  1. Salhany, Canadian Criminal Procedure, Sixth Edition, at 3.1880
    see also: R v Parsons, 2012 CanLII 42275 (NLSCTD), per Goulding J - leave refused
  2. R v Garofoli, 1990 CanLII 52 (SCC), [1990] 2 SCR 1421, per Sopinka J
  3. R v Pires and Lising, 2005 SCC 66 (CanLII), [2005] 3 SCR 343, per Charron J, at paras 33 and 34
  4. R v Daye, 2022 ONCA 675 (CanLII), at para 11

Credibility and Reliability of Source

See also: Confidential Informers

A source who gives fraudulent or deliberately misleading information does not automatically invalidate the warrant.[1] However, if on review the information is sufficiently "subversive", then the warrant should be invalidated. The offending materials should also be excised from the ITO.[2]

  1. R v Morris (W.R.), 1998 CanLII 1344 (NS CA), 173 NSR (2d) 1 (CA), per Cromwell JA (3:0), at para 91
    R v Evans (E.D.), 2014 MBCA 44 (CanLII), 306 Man R (2d) 9, per Mainella JA (3:0), at para 17
  2. Morris, supra, at para 91

Relying on Redacted ITOs

See also: Confidential Informers and Judicial Authorization Standard of Review

Procedure in Drafting Warrant

Crown Role in Drafting ITOs

A Crown should assist in pointing out "flaws, inconsistencies, or ambiguities" in the ITO they should not engage in the "wholesale review of the file". This would otherwise "blur the line" between the two roles.[1]

Retaining Early Drafts

There is no constitutional obligation to retain early drafts of an ITO. [2]
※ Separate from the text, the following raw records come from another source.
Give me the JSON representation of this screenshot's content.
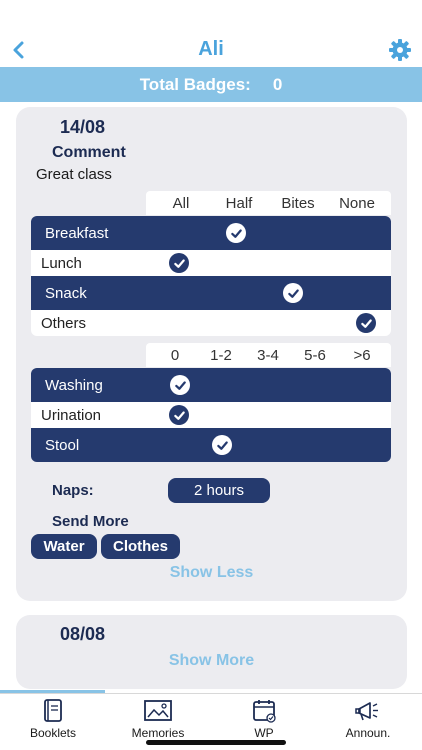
{
  "header": {
    "title": "Ali",
    "back_icon": "chevron-left-icon",
    "settings_icon": "gear-icon"
  },
  "badges": {
    "label": "Total Badges:",
    "count": "0"
  },
  "entries": [
    {
      "date": "14/08",
      "comment_label": "Comment",
      "comment": "Great class",
      "meals": {
        "columns": [
          "All",
          "Half",
          "Bites",
          "None"
        ],
        "rows": [
          {
            "label": "Breakfast",
            "selected": "Half"
          },
          {
            "label": "Lunch",
            "selected": "All"
          },
          {
            "label": "Snack",
            "selected": "Bites"
          },
          {
            "label": "Others",
            "selected": "None"
          }
        ]
      },
      "hygiene": {
        "columns": [
          "0",
          "1-2",
          "3-4",
          "5-6",
          ">6"
        ],
        "rows": [
          {
            "label": "Washing",
            "selected": "0"
          },
          {
            "label": "Urination",
            "selected": "0"
          },
          {
            "label": "Stool",
            "selected": "1-2"
          }
        ]
      },
      "naps_label": "Naps:",
      "naps_value": "2 hours",
      "send_more_label": "Send More",
      "send_more_items": [
        "Water",
        "Clothes"
      ],
      "toggle_label": "Show Less"
    },
    {
      "date": "08/08",
      "toggle_label": "Show More"
    }
  ],
  "tabs": [
    {
      "label": "Booklets",
      "icon": "booklet-icon"
    },
    {
      "label": "Memories",
      "icon": "photo-icon"
    },
    {
      "label": "WP",
      "icon": "calendar-icon"
    },
    {
      "label": "Announ.",
      "icon": "megaphone-icon"
    }
  ],
  "colors": {
    "accent": "#4aa3dc",
    "light_accent": "#88c3e6",
    "navy": "#253a6e",
    "card": "#ececf0"
  }
}
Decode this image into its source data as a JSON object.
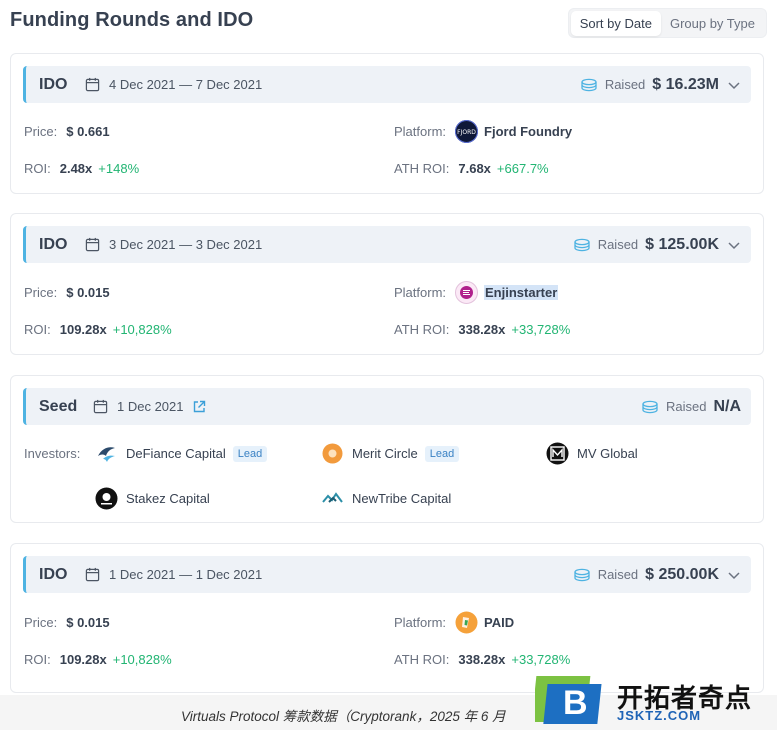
{
  "page": {
    "title": "Funding Rounds and IDO",
    "sort_by_date": "Sort by Date",
    "group_by_type": "Group by Type"
  },
  "rounds": [
    {
      "type": "IDO",
      "date": "4 Dec 2021 — 7 Dec 2021",
      "raised_label": "Raised",
      "raised_value": "$ 16.23M",
      "price_label": "Price:",
      "price": "$ 0.661",
      "platform_label": "Platform:",
      "platform": "Fjord Foundry",
      "roi_label": "ROI:",
      "roi": "2.48x",
      "roi_pct": "+148%",
      "ath_label": "ATH ROI:",
      "ath_roi": "7.68x",
      "ath_pct": "+667.7%"
    },
    {
      "type": "IDO",
      "date": "3 Dec 2021 — 3 Dec 2021",
      "raised_label": "Raised",
      "raised_value": "$ 125.00K",
      "price_label": "Price:",
      "price": "$ 0.015",
      "platform_label": "Platform:",
      "platform": "Enjinstarter",
      "roi_label": "ROI:",
      "roi": "109.28x",
      "roi_pct": "+10,828%",
      "ath_label": "ATH ROI:",
      "ath_roi": "338.28x",
      "ath_pct": "+33,728%"
    },
    {
      "type": "Seed",
      "date": "1 Dec 2021",
      "raised_label": "Raised",
      "raised_value": "N/A",
      "investors_label": "Investors:",
      "lead_label": "Lead",
      "investors": [
        "DeFiance Capital",
        "Merit Circle",
        "MV Global",
        "Stakez Capital",
        "NewTribe Capital"
      ]
    },
    {
      "type": "IDO",
      "date": "1 Dec 2021 — 1 Dec 2021",
      "raised_label": "Raised",
      "raised_value": "$ 250.00K",
      "price_label": "Price:",
      "price": "$ 0.015",
      "platform_label": "Platform:",
      "platform": "PAID",
      "roi_label": "ROI:",
      "roi": "109.28x",
      "roi_pct": "+10,828%",
      "ath_label": "ATH ROI:",
      "ath_roi": "338.28x",
      "ath_pct": "+33,728%"
    }
  ],
  "footer": {
    "caption": "Virtuals Protocol 筹款数据（Cryptorank，2025 年 6 月",
    "watermark_title": "开拓者奇点",
    "watermark_sub": "JSKTZ.COM",
    "watermark_letter": "B"
  },
  "colors": {
    "accent": "#4eb3e2",
    "positive": "#22b573",
    "bar_bg": "#eef2f7",
    "lead_text": "#3b82c4"
  }
}
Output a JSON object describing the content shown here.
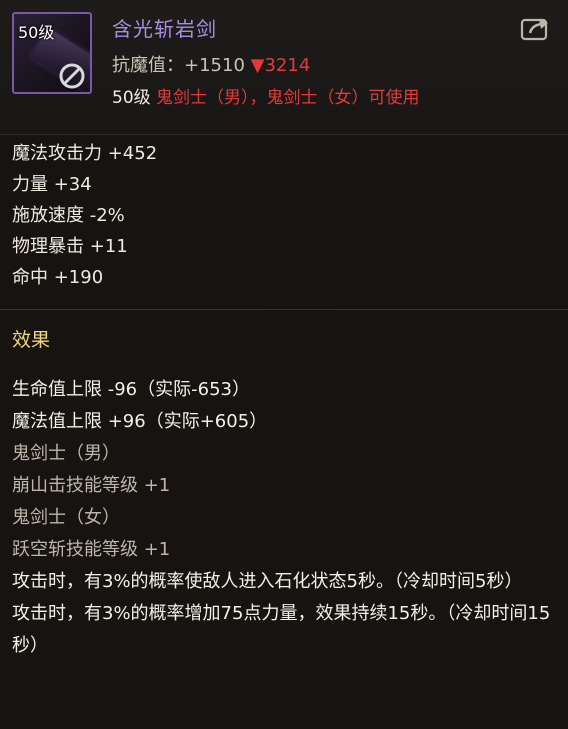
{
  "item": {
    "name": "含光斩岩剑",
    "icon_level": "50级",
    "resist_label": "抗魔值：",
    "resist_value": "+1510",
    "resist_delta": "▼3214",
    "req_level": "50级",
    "req_classes": "鬼剑士（男），鬼剑士（女）可使用"
  },
  "stats": [
    "魔法攻击力 +452",
    "力量 +34",
    "施放速度 -2%",
    "物理暴击 +11",
    "命中 +190"
  ],
  "effect_section": {
    "title": "效果",
    "lines": [
      {
        "text": "生命值上限 -96（实际-653）",
        "style": "strong"
      },
      {
        "text": "魔法值上限 +96（实际+605）",
        "style": "strong"
      },
      {
        "text": "鬼剑士（男）",
        "style": "dim"
      },
      {
        "text": "崩山击技能等级 +1",
        "style": "dim"
      },
      {
        "text": "鬼剑士（女）",
        "style": "dim"
      },
      {
        "text": "跃空斩技能等级 +1",
        "style": "dim"
      },
      {
        "text": "攻击时，有3%的概率使敌人进入石化状态5秒。（冷却时间5秒）",
        "style": "strong"
      },
      {
        "text": "攻击时，有3%的概率增加75点力量，效果持续15秒。（冷却时间15秒）",
        "style": "strong"
      }
    ]
  },
  "colors": {
    "item_name": "#a98de0",
    "negative": "#e23a3a",
    "section_title": "#f0d67a",
    "icon_border": "#7a58a8"
  },
  "icons": {
    "item": "sword-item-icon",
    "restricted": "no-entry-icon",
    "share": "share-icon"
  }
}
  1. R v Ebanks, 2009 ONCA 851 (CanLII), 249 CCC (3d) 29, per MacPherson JA (3:0), at para 49
  2. R v Croft, 2014 ABQB 23 (CanLII), per Burrows J

See Also